Microsoft Word, Excel, PowerPoint and PDF provided online should pass all accessibility requirements to be readable by assistive technologies like screen readers.
- Use a standard font size: Arial or Verdana 12 for all documents.
- Make alternative text that’s identifiable with a clear description
- Use styled headers to structure documents so assistive technologies can recognize them.
- Use hyperlinks with anchor text that is meaningful and indicates where the link goes.
- Use color alone to convey information without other indicators
- Have text that is unreadable on its background due to insufficient contrast between the text and background color.
- Have alternative text that is over 180 characters.
- Use text boxes, which won’t be read in the right order
- Have a confusing reading order with images that aren't in line with the text they appear next to.
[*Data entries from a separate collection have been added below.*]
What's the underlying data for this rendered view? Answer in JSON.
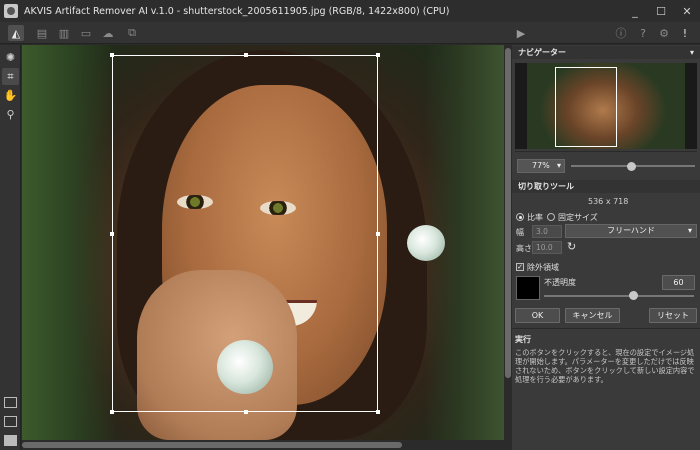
{
  "window": {
    "title": "AKVIS Artifact Remover AI v.1.0 - shutterstock_2005611905.jpg (RGB/8, 1422x800) (CPU)",
    "controls": [
      "_",
      "☐",
      "✕"
    ]
  },
  "toolbar": {
    "icons": [
      "mode-icon",
      "open-icon",
      "save-icon",
      "print-icon",
      "share-icon",
      "batch-icon"
    ],
    "right_icons": [
      "run-icon",
      "info-icon",
      "help-icon",
      "settings-icon",
      "alert-icon"
    ]
  },
  "tools": [
    "remove-icon",
    "crop-icon",
    "hand-icon",
    "zoom-icon"
  ],
  "navigator": {
    "title": "ナビゲーター",
    "zoom_value": "77%"
  },
  "crop_tool": {
    "title": "切り取りツール",
    "size_readout": "536 x 718",
    "ratio_label": "比率",
    "fixed_size_label": "固定サイズ",
    "width_label": "幅",
    "width_value": "3.0",
    "height_label": "高さ",
    "height_value": "10.0",
    "ratio_select": "フリーハンド",
    "exclude_label": "除外領域",
    "opacity_label": "不透明度",
    "opacity_value": "60",
    "ok_button": "OK",
    "cancel_button": "キャンセル",
    "reset_button": "リセット"
  },
  "info": {
    "title": "実行",
    "text": "このボタンをクリックすると、現在の設定でイメージ処理が開始します。パラメーターを変更しただけでは反映されないため、ボタンをクリックして新しい設定内容で処理を行う必要があります。"
  },
  "colors": {
    "panel": "#3a3a3a",
    "background": "#2b2b2b",
    "accent": "#ffffff"
  }
}
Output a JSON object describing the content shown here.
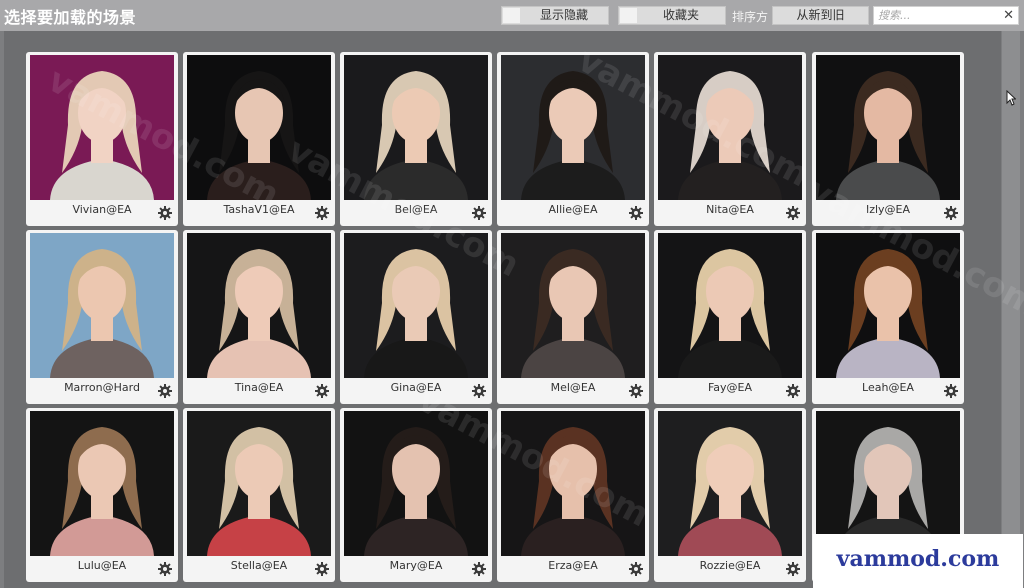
{
  "header": {
    "title": "选择要加载的场景",
    "show_hidden_label": "显示隐藏",
    "favorites_label": "收藏夹",
    "sort_label": "排序方",
    "sort_value": "从新到旧",
    "search_placeholder": "搜索...",
    "clear_icon": "✕"
  },
  "watermark": {
    "text": "vammod.com",
    "badge_text": "vammod.com"
  },
  "scenes": [
    {
      "name": "Vivian@EA",
      "bg": "#7a1a55",
      "hair": "#e3c9b4",
      "skin": "#f1d3c4",
      "cloth": "#d9d6cf"
    },
    {
      "name": "TashaV1@EA",
      "bg": "#0d0d0e",
      "hair": "#161515",
      "skin": "#e7c6b3",
      "cloth": "#2a1e1c"
    },
    {
      "name": "Bel@EA",
      "bg": "#1a1a1c",
      "hair": "#d8c8b2",
      "skin": "#eccab4",
      "cloth": "#2b2b2b"
    },
    {
      "name": "Allie@EA",
      "bg": "#2c2d30",
      "hair": "#1f1a17",
      "skin": "#ebcab7",
      "cloth": "#1c1c1c"
    },
    {
      "name": "Nita@EA",
      "bg": "#1b1a1c",
      "hair": "#d7cdc5",
      "skin": "#eccab8",
      "cloth": "#232020"
    },
    {
      "name": "Izly@EA",
      "bg": "#101011",
      "hair": "#3b2a20",
      "skin": "#e4b9a3",
      "cloth": "#4a4b4c"
    },
    {
      "name": "Marron@Hard",
      "bg": "#7ea6c6",
      "hair": "#cdb28a",
      "skin": "#ecc7b0",
      "cloth": "#6e6260"
    },
    {
      "name": "Tina@EA",
      "bg": "#151516",
      "hair": "#c7b197",
      "skin": "#eecbb8",
      "cloth": "#e6c2b3"
    },
    {
      "name": "Gina@EA",
      "bg": "#1c1c1e",
      "hair": "#dbc3a2",
      "skin": "#eacab6",
      "cloth": "#181818"
    },
    {
      "name": "Mel@EA",
      "bg": "#1f1e1f",
      "hair": "#3a2a22",
      "skin": "#e9c7b4",
      "cloth": "#4b4443"
    },
    {
      "name": "Fay@EA",
      "bg": "#141415",
      "hair": "#dcc6a1",
      "skin": "#ecc9b5",
      "cloth": "#1a1a1a"
    },
    {
      "name": "Leah@EA",
      "bg": "#0f0f10",
      "hair": "#6b3e20",
      "skin": "#eac2aa",
      "cloth": "#b9b4c4"
    },
    {
      "name": "Lulu@EA",
      "bg": "#141414",
      "hair": "#8e6c4e",
      "skin": "#ebc8b4",
      "cloth": "#d29a96"
    },
    {
      "name": "Stella@EA",
      "bg": "#1a1a1a",
      "hair": "#d2c0a4",
      "skin": "#eccab6",
      "cloth": "#c64146"
    },
    {
      "name": "Mary@EA",
      "bg": "#121212",
      "hair": "#241c19",
      "skin": "#e4c2b0",
      "cloth": "#2d2424"
    },
    {
      "name": "Erza@EA",
      "bg": "#161516",
      "hair": "#5a3222",
      "skin": "#e6c0ab",
      "cloth": "#2a2020"
    },
    {
      "name": "Rozzie@EA",
      "bg": "#1e1e1f",
      "hair": "#e2ccaa",
      "skin": "#efcdb9",
      "cloth": "#a04a55"
    },
    {
      "name": "",
      "bg": "#141414",
      "hair": "#a9a8a6",
      "skin": "#e2c6b9",
      "cloth": "#2a2a2a"
    }
  ]
}
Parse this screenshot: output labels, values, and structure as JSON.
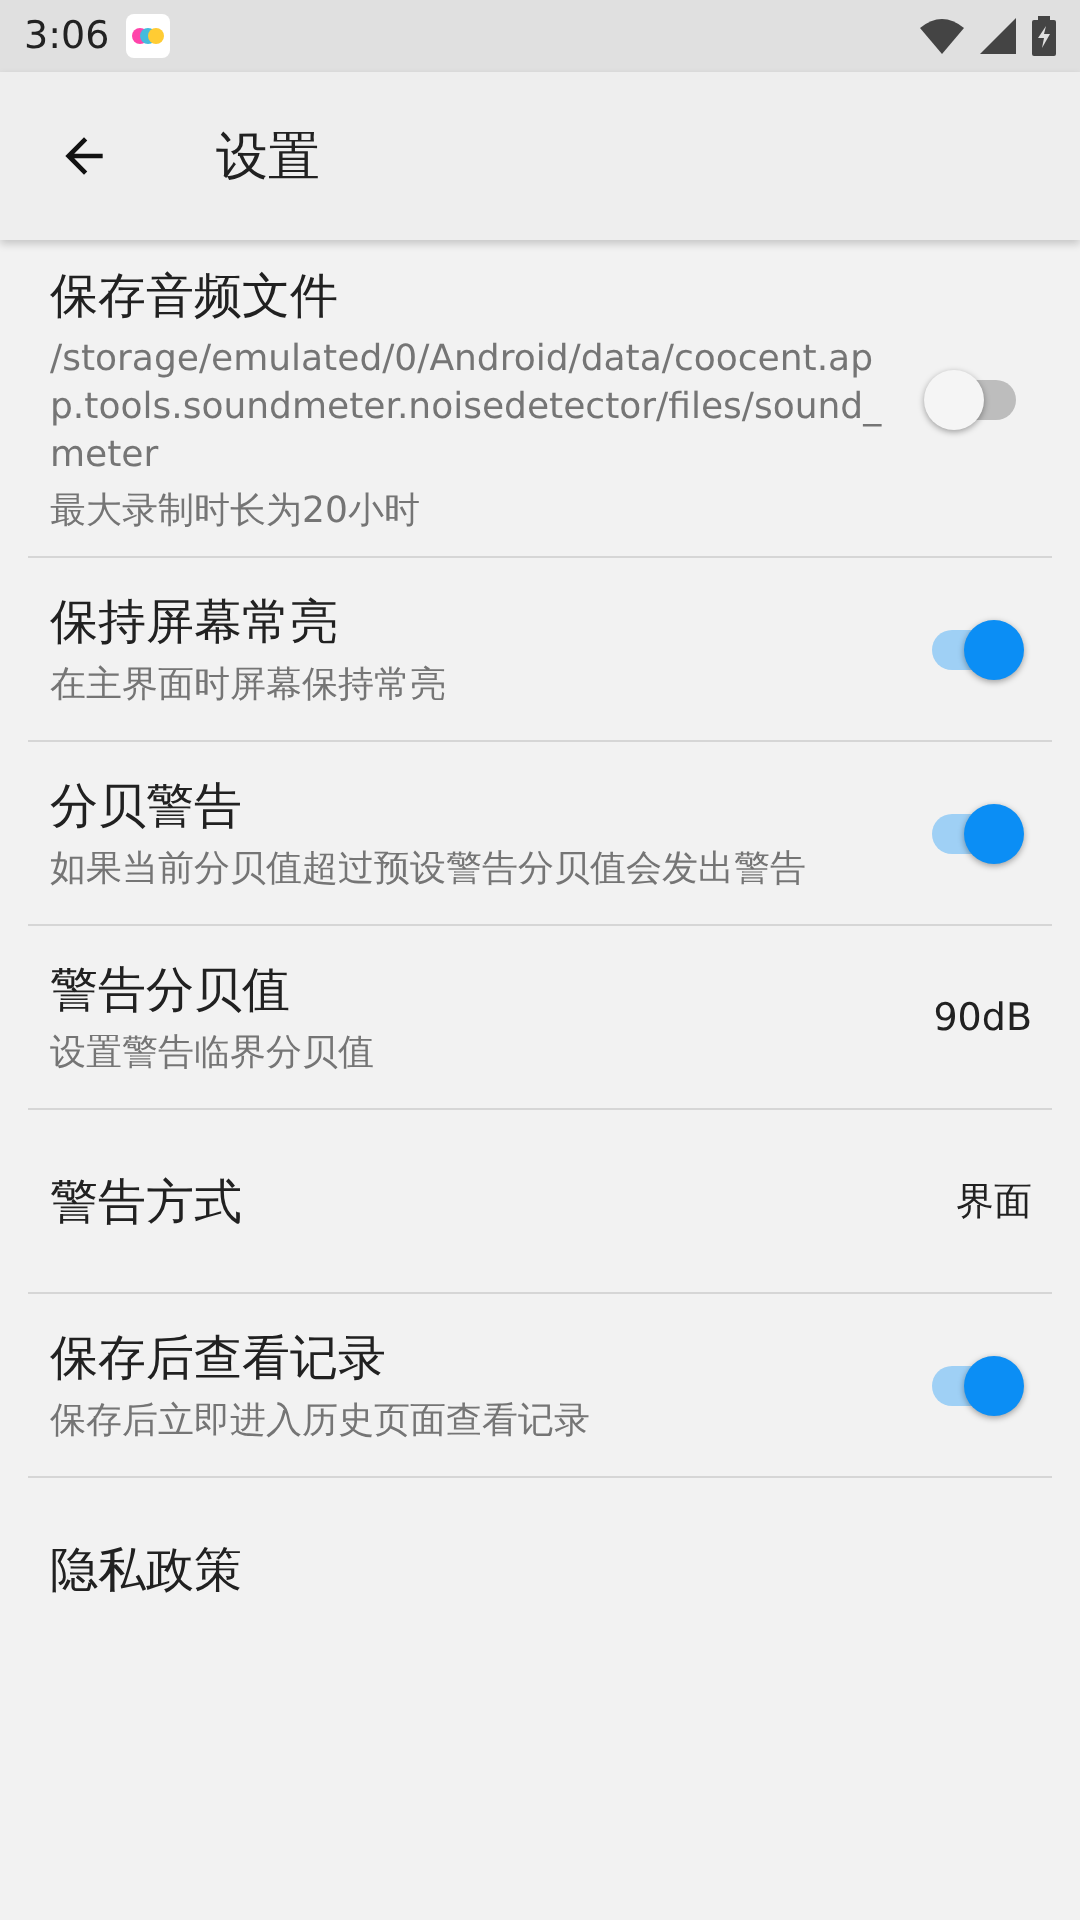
{
  "status_bar": {
    "time": "3:06"
  },
  "app_bar": {
    "title": "设置"
  },
  "settings": [
    {
      "kind": "switch",
      "title": "保存音频文件",
      "summary": [
        "/storage/emulated/0/Android/data/coocent.app.tools.soundmeter.noisedetector/files/sound_meter",
        "最大录制时长为20小时"
      ],
      "on": false
    },
    {
      "kind": "switch",
      "title": "保持屏幕常亮",
      "summary": [
        "在主界面时屏幕保持常亮"
      ],
      "on": true
    },
    {
      "kind": "switch",
      "title": "分贝警告",
      "summary": [
        "如果当前分贝值超过预设警告分贝值会发出警告"
      ],
      "on": true
    },
    {
      "kind": "value",
      "title": "警告分贝值",
      "summary": [
        "设置警告临界分贝值"
      ],
      "value": "90dB"
    },
    {
      "kind": "value",
      "title": "警告方式",
      "value": "界面"
    },
    {
      "kind": "switch",
      "title": "保存后查看记录",
      "summary": [
        "保存后立即进入历史页面查看记录"
      ],
      "on": true
    },
    {
      "kind": "plain",
      "title": "隐私政策"
    }
  ]
}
- Use overly complex tables with more than one header row, merged or split cells, or empty cells.
Following these steps for accessibility on webpages, documents, and web apps will ensure that your site is accessible to disabled users and causes less frustration for your general audience. It’s hard for web designers to anticipate every way that users experience their websites, so following accessibility principles ensures that you don’t make oversights and neglect the user experience perspective. Better accessibility leads to more traffic and satisfied visitors.